Sampling Errors arise primarily due to the following reasons:

• Faulty selection of the sample instead of the correct sample by defective sampling technique.
• The investigator substitutes a convenient sample if the original sample is not available while investigation.
• In area surveys, while dealing with borderlines it depends upon the investigator whether to include them in the sample or not. This is known as Faulty demarcation of sampling units.

Question 11.
Explain in detail about the non-sampling error.
Solution:
Non-Sampling Errors:
The errors that arise due to human factors which always vary from one investigator to another in selecting, estimating or using measuring instruments( tape, scale) are called Non-Sampling errors.
It may arise in the following ways:

• Due to negligence and carelessness of the part of either investigator or respondents.
• Due to the lack of trained and qualified investigators.
• Due to the framing of a wrong questionnaire.
• Due to applying the wrong statistical measure
• Due to incomplete investigation and sample survey.

Question 12.
State any two merits of simple random sampling.
Solution:

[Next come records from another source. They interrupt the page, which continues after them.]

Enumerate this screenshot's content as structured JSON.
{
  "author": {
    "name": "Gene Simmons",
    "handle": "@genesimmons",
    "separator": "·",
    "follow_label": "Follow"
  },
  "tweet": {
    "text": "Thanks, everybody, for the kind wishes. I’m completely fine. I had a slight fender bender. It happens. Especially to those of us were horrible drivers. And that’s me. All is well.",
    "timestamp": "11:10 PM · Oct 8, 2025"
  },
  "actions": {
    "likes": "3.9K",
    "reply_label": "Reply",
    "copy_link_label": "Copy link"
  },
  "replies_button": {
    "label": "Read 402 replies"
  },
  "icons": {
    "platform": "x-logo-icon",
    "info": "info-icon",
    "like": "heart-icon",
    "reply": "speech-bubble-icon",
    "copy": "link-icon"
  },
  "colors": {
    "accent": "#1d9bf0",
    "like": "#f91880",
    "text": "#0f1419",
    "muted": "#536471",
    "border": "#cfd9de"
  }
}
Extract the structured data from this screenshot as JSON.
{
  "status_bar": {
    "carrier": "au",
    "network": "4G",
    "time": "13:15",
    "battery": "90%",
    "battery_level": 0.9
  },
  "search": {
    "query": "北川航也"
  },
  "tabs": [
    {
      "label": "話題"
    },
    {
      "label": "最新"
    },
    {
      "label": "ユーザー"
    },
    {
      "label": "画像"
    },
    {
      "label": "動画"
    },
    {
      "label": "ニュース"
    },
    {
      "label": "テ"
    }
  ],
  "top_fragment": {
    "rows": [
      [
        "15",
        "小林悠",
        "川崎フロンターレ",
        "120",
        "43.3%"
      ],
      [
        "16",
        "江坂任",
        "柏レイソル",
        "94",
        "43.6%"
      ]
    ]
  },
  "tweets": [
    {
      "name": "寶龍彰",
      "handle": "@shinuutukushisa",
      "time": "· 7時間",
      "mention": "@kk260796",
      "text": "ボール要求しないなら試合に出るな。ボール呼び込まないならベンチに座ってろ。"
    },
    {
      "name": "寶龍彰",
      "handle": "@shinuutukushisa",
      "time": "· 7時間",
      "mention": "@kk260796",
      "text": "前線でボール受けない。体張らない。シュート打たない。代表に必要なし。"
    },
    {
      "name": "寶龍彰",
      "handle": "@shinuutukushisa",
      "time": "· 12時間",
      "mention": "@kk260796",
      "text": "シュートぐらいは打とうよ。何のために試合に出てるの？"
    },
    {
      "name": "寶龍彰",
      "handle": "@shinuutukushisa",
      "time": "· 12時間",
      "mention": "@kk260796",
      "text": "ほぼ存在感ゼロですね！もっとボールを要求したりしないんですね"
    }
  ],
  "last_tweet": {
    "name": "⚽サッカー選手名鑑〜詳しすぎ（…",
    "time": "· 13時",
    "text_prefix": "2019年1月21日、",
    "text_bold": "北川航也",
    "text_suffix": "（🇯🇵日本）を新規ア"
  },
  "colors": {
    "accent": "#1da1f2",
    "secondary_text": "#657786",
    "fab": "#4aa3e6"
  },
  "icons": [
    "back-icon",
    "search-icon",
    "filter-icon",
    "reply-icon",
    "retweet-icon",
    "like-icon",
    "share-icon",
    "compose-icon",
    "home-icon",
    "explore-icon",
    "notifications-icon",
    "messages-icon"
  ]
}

• In simple random sampling personal bias is completely eliminated.
• This method is economical as it saves time, money and labour.

Question 13.
State any three merits of stratified random sampling.
Solution:

• A random stratified sample is superior to a simple random sample because it ensures representation of all groups and thus it is more representative of the population which is being sampled.
• A stratified random sample can be kept small in size without losing its accuracy.
• It is easy to administer if the population under study is sub-divided.

Question 14.
State any two demerits of systematic random sampling.
Solution:

• Systematic samples are not random samples.
• If N is not a multiple of n, then the sampling interval (k) cannot be an integer, thus sample selection becomes difficult.

Question 15.
State any two merits for systematic random sampling.
Solution:
Merits of systematic sampling are given below:

• This method distributes the sample more evenly over the entire listed population.
• The time and work are reduced much.

Question 16.
Using the following Tippet’s random number table.

Draw a sample of 10 three-digit numbers which are even numbers.
Solution:
There are many ways to select a sample of 10 3-digit even numbers. From the table, start from the first number and move along the column. Select the first three digits as the number. If it is an odd number, move to the next number. The selected sample is 416, 664, 952, 748, 524, 914, 154, 340, 140, 276.

Question 17.
A wholesaler in apples claims that only 4 % of the apples supplied by him are defective. A random sample of 600 apples contained 36 defective apples. Calculate the standard error concerning good apples.
Solution:
Sample size = 600
No. of defective apples = 36
Sample proportion p = $$\frac{36}{600}$$ = 0.06
Population proportion P = probability of defective apples = 4% = 0.04
Q = 1 – P = 1 – 0.04 = 0.96
The S.E for sample proportion is given by S.E

Question 18.
A sample of 1000 students whose mean weight is 119 lbs (pounds) from a school in Tamil Nadu State was taken and their average weight was found to be 120 lbs with a standard deviation of 30 lbs. Calculate the standard error of the mean.
Solution:
Given n = 1000, $$\bar{X}$$ = 119, σ = 30

Question 19.
A random sample of 60 observations was drawn from a large population and its standard deviation was found to be 2.5. Calculate the suitable standard error that this sample is taken from a population with standard deviation 3?
Solution:
Given sample size n = 60
Sample standard deviation = 2.5
Population standard deviation σ = 3
The S.E is given by

Question 20.
In a sample of 400 population from a village 230 are found to be eaters of vegetarian items and the rest non-vegetarian items. Compute the standard error assuming that both vegetarian and non-vegetarian foods are equally popular in that village?
Solution:
Given sample size 400 and 230 are vegetarian eaters.
So sample proportionp = $$\frac{230}{400}$$ = 0.575
Population proportion P = Prob (vegetarian eaters from the village) = $$\frac{1}{2}$$
(Since vegetarian and non-vegetarian foods are equally popular)
Q = 1 – P = 1 – $$\frac{1}{2}$$ = $$\frac{1}{2}$$